Upper St. Clair, Pa.
Stop Forrest fire
As a new student of Civil War history, I read your magazine to learn about the many players who helped shape the Civil War. To be honest, I had never heard of Nathan Bedford Forrest prior to your cover story on him. Your story clearly stated that while many believe Forrest founded the Ku Klux Klan, recent evidence points to the contrary. Forrest may not have been a great man, but in the South neither was Abraham Lincoln nor General William T. Sherman.
The Civil War is not only about great generals and battles, it is also about a horrendous loss of life and unspeakable tortures. We must remember all of these things in order to fully understand where our great country has come from and where we are headed as we inaugurate our 44th President.
Jenna M. Frye
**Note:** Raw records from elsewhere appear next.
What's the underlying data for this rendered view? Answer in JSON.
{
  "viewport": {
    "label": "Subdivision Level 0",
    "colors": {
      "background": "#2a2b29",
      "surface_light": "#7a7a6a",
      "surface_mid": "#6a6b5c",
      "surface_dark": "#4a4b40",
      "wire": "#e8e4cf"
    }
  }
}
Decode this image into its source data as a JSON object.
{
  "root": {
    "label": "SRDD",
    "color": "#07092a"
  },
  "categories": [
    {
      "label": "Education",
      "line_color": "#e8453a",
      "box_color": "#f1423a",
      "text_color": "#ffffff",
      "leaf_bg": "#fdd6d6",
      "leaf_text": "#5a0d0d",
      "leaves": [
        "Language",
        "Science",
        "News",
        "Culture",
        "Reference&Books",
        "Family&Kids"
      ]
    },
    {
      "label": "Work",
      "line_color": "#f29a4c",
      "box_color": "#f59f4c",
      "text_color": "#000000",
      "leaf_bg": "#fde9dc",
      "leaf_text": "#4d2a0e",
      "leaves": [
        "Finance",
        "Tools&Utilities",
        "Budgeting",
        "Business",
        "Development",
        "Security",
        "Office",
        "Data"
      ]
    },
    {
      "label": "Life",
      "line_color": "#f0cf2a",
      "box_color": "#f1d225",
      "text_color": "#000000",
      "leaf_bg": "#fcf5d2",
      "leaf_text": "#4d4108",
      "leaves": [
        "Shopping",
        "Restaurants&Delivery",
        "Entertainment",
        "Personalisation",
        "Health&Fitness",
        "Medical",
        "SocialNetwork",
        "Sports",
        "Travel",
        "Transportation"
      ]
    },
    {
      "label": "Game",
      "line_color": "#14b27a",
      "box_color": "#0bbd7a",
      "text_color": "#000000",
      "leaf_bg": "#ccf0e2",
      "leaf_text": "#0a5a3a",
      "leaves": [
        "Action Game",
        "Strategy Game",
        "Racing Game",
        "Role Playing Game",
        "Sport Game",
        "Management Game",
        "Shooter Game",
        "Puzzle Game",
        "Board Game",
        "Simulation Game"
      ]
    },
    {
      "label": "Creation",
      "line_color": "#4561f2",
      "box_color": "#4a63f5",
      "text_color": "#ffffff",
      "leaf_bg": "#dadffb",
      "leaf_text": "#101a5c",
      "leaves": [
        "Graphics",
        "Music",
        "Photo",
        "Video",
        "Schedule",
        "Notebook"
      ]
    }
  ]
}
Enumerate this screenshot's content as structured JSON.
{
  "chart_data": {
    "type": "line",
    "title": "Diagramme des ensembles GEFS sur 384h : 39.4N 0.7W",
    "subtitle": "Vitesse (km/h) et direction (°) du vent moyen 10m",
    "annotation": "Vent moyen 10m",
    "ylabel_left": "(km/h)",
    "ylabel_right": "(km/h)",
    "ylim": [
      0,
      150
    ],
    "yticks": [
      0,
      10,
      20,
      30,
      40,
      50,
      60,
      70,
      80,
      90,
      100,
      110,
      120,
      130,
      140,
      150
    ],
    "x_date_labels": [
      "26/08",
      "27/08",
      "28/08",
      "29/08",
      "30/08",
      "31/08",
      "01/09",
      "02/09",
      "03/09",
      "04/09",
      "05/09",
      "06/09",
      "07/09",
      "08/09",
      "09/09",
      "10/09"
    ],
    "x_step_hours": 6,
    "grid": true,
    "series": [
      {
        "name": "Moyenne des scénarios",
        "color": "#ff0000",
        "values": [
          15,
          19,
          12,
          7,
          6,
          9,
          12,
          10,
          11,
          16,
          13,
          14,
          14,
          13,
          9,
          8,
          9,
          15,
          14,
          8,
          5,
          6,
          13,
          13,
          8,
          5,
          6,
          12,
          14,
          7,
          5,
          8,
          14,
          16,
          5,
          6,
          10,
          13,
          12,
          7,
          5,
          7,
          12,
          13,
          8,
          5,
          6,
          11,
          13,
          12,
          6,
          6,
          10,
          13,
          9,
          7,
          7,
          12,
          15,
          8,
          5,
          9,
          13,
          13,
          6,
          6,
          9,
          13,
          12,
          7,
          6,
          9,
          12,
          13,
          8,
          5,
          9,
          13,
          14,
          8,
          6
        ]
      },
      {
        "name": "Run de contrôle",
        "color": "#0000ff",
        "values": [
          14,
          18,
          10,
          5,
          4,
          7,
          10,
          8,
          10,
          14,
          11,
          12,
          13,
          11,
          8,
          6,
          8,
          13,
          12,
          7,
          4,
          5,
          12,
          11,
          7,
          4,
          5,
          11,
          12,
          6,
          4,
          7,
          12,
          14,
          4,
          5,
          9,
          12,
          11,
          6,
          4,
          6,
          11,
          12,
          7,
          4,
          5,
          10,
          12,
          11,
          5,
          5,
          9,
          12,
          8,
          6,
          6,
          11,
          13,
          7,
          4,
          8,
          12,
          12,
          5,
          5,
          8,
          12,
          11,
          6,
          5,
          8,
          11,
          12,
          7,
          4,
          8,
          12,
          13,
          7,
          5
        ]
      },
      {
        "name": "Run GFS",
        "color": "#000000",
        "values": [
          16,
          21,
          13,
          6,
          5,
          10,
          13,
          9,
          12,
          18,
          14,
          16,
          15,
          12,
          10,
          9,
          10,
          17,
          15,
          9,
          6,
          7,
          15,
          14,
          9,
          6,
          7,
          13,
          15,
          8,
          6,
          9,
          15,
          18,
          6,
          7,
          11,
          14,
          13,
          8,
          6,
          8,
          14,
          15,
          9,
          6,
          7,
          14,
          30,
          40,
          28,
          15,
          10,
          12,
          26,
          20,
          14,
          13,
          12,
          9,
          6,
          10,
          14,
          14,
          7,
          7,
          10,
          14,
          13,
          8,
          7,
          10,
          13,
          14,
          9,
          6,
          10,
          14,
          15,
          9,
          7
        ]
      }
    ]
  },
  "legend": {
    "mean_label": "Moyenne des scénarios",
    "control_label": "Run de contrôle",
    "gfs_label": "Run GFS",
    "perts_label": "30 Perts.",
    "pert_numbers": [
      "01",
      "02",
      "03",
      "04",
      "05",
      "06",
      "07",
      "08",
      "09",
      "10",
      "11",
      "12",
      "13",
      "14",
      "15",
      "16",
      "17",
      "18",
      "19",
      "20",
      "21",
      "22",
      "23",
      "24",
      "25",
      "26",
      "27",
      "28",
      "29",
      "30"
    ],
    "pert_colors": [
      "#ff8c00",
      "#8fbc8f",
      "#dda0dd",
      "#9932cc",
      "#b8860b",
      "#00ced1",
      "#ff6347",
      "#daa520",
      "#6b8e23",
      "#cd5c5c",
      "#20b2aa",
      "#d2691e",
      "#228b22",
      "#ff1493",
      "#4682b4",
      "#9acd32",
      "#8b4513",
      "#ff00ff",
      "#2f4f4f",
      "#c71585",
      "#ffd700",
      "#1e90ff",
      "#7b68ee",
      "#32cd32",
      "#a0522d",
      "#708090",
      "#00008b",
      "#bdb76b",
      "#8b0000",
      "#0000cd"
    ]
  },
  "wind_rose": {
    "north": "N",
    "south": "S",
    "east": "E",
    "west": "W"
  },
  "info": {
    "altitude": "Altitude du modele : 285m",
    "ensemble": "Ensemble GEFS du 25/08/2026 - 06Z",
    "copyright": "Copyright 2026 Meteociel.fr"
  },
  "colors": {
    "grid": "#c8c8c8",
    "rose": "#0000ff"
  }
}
Editor’s note:We were unable to print the large volume of letters, the largest amount we have gotten in some time, that the magazine received supporting the January 2009 cover and article on N.B. Forrest. America’s Civil War always appreciates our readers’ interest in our editorial content, and thank you for your overwhelming response.
Journey to the past
When I was 8 years old, my mother and I moved in with my grandparents. They had no television, so for entertainment they told us stories about relatives that lived in Arkansas during the Civil War.
Many years later, after serving in the Marines, raising a family and retiring from teaching, I began a journey back to the past. I discovered that my great-grandfather had been a Confederate soldier. His name was George Wash ington Hammon, and he joined the Walker County Light Guards in 1862. The Guards became E Company of the 39th Regiment of the Georgia Volunteer Infantry. Twice, my great-grandfather was captured and paroled.
I always enjoy stories of family members who served in the Civil War, so I decided to share a little history of my family.
Originally published in the May 2009 issue of America’s Civil War. To subscribe, click here.